Given the distance between them and the Wildcard (agreed), there is little reason to pursue that avenue and, with three teams ahead of them, there is less reason to believe they will overcome all three(not so much agreement).

No surprisingly, he proposes giving to Howie Kendrick  Adam Kennedy's job and giving Darin Erstad's to anyone no named "Darin Erstad".  I agree.

He also mentions the albatross that Garret Anderson has become at $23 MM for the next two seasons 9and people thought Erstad's $8 MM per the past couple seasons was onerous!)

More surprising, though, is his prescription to stop giving ABs to Chone Figgins in 2007 due to his reliance on hitting singles.  Law also mentions Figgy's $2.25 MM salary and its likely increase next year.  

Here I disagree.  Figgins versatility and ability to wreck havoc on the bases is reason to keep giving him ABs.

Maybe what should be done is move Figgins back into an uber-utility role versus pencilling him in everyday at CF.

As for the salary, even if he doubles that, he is a bargain compared to Reggie Sanders of the world.  After all, salary is relative not absolute.

That aside, where did the title to this entry come from?


The Angels' primary problem is that they don't get on base.  Their .317 team OBP is second-worst in the league...

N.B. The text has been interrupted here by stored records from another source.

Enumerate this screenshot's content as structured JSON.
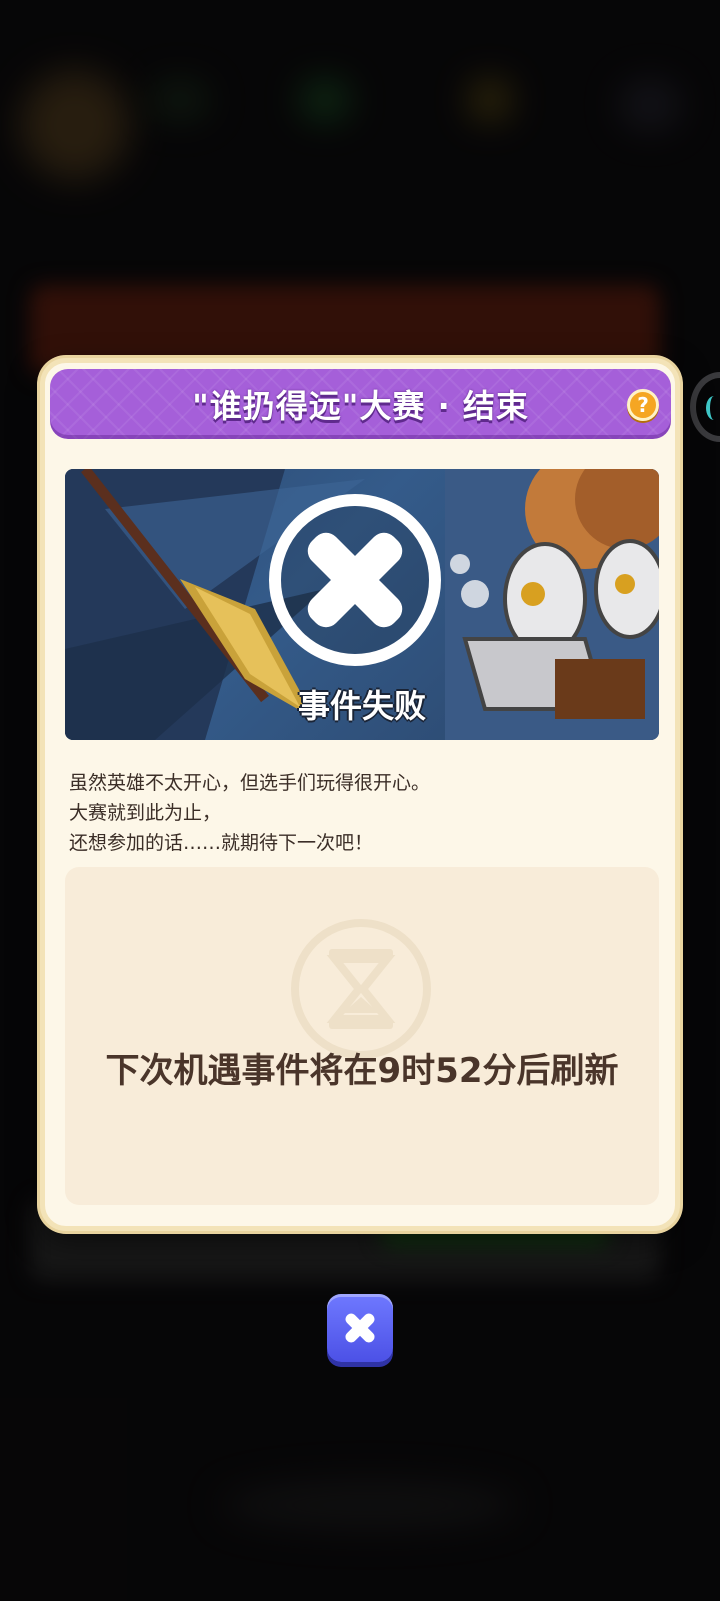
{
  "dialog": {
    "title": "\"谁扔得远\"大赛 · 结束",
    "help_glyph": "?",
    "banner_label": "事件失败",
    "message_lines": [
      "虽然英雄不太开心，但选手们玩得很开心。",
      "大赛就到此为止，",
      "还想参加的话……就期待下一次吧！"
    ],
    "refresh_text": "下次机遇事件将在9时52分后刷新"
  },
  "icons": {
    "help": "question-mark-icon",
    "banner_fail": "fail-x-circle-icon",
    "timer": "hourglass-icon",
    "close": "close-x-icon"
  },
  "colors": {
    "title_bar": "#a55fd9",
    "dialog_bg": "#fdf7e8",
    "close_button": "#5a60f0",
    "help_button": "#f5a623"
  }
}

Aside from Orlando Cabrera, who is channeling the 2002-03 version of Edgar Renteria, no Angels regular has an OBP of better than.330, although Mike Napoli has been an on-base machine in his limited big league time...

Which sounds strikingly similiar to my post about the rumors of Craig Wilson to the LAA:

Upon further reflection, the Angels hitting woes are attributable to their aversion to taking walks.  Discounting Mike Napoli's excellent OBP in fewer than 100 ABs, the highest OBP for an Angels regular is Orlando Cabrera's .362.  And that would be a career-high for OC, and his highest since a .347 OBP with the Expos in 2003.

With Vladimir Guerrero at .332, there are no other regulars with OBPs greater than .330.